There is the presence of National Park Rangers in the parks highland areas providing educational services and also conducting safety patrols.
Tourist can spend days enjoying Vatnajökull National Park enjoying mesmerizing attractions from glacier hikes, ice caves adventures, glacier lagoons and to the most exciting snowmobiling. All in just one park!
On July 5, 2019, Vatnajökull National Park was officially designated as a World Heritage Site.
Snæfellsjökull National Park
A journey from Reykjavík to Snæfellsjökull National Park can take up to 118 miles (190 km) which is approximately 2 hours 40 minutes’ drive by car and the park covers about 66 square miles (170 sq km) of land. The Snæfellsjökull National Park has within it lava plateaus, rocky coves, slopping glaciers, and towering bird cliffs - a miniature of all Iceland's wonderful ecosystem in one place.
As you drive nearer to the park, you get to see the Snæfellsjökull volcano as it gets larger and larger until it actually dominates the whole entire landscape. This is one of the most captivating features for tourists visiting the site.
Apart from the volcano in Snæfellsjökull visitors are also thrilled to explore the famous Sönghellir or "cave of song" as it's referred to with its distinctive echoes resounding all through the cave. Also, tourists are thrilled to read out names that have been engraved on the interior of the cave walls including that of Eggert Ólafsson and Bjarni Pálsson who were the early 18th century guests at the cave, however, having your names engraved on the walls is no longer encouraged.
Snæfellsjökull National Park also has within its landscape perhaps has the most beautiful pitch-black sand and pebbles beach which is covered and surrounded by green lush moss lava called Djúpalónssandur. Here you could also see the remains of the old British trawler.
Also for wildlife lovers the park is home to Grundarfjörður town adjudged the best place to spot killer whales. The town harbor is also a tourist attraction for whale watching.
The Snæfellsjökull National Park has three camping regions for visitors during the summer months:
This is the largest urban settlement in Snæfellsbær and the campground is open to visitors from the 15th of May to 15th of September and you can indulge yourself with services like hot and cold water, showers, and toilets in their service center.
Located on the northwestern edge of Snæfellsnes Peninsula and a 9km away from Ólafsvík, the campsite beautifully sited on a dried lava plateau called Sandahraun. The campsite boasts of facilities like shower, toilet, swimming pool and a cafe along a beautiful looking coastline.

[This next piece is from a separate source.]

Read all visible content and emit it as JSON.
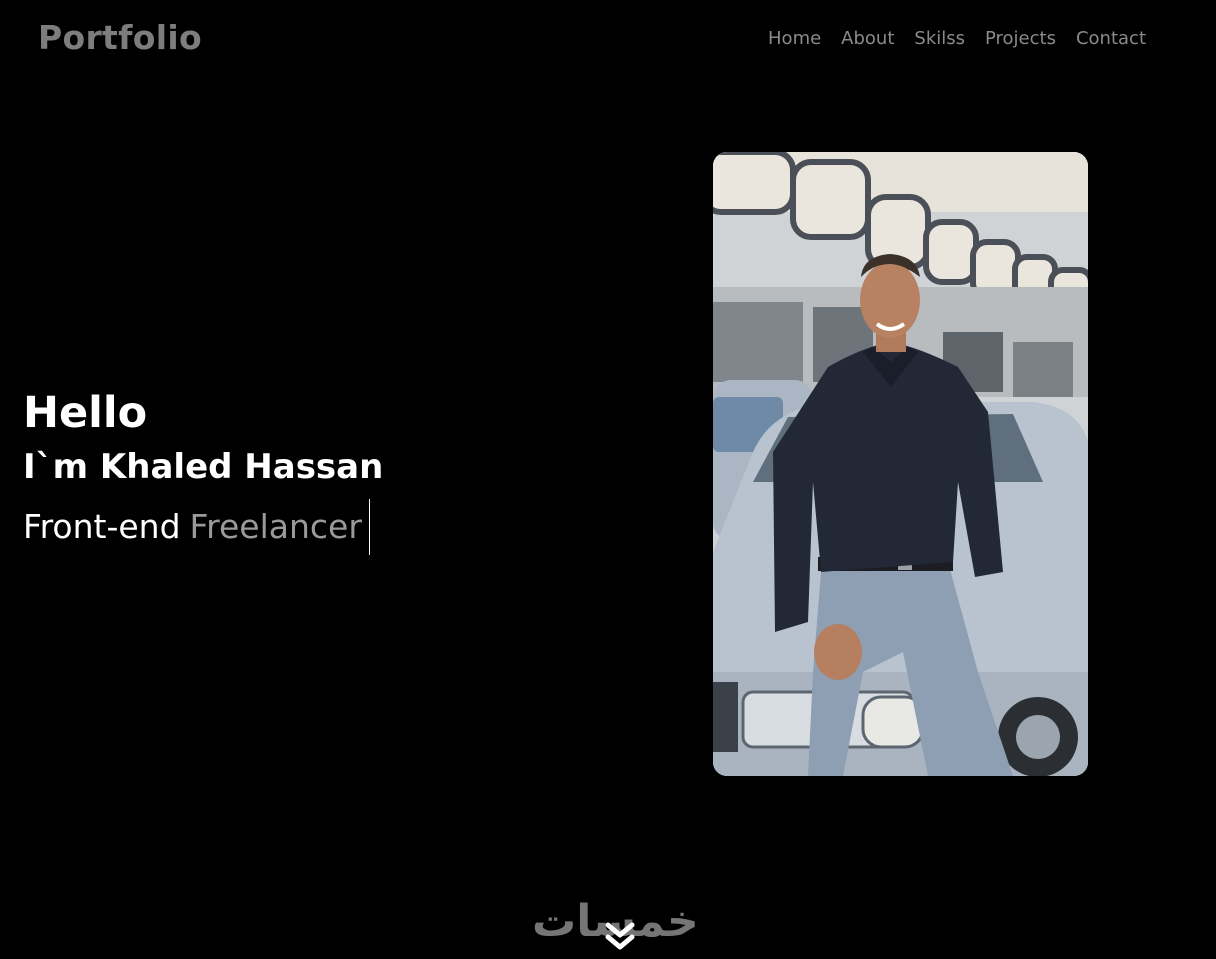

Located on the southern edge of Snæfellsnes Peninsula. This site boasts of service centers such as cafes at hamlet Hellnar that is a 30 minutes trek along the beautiful coastline.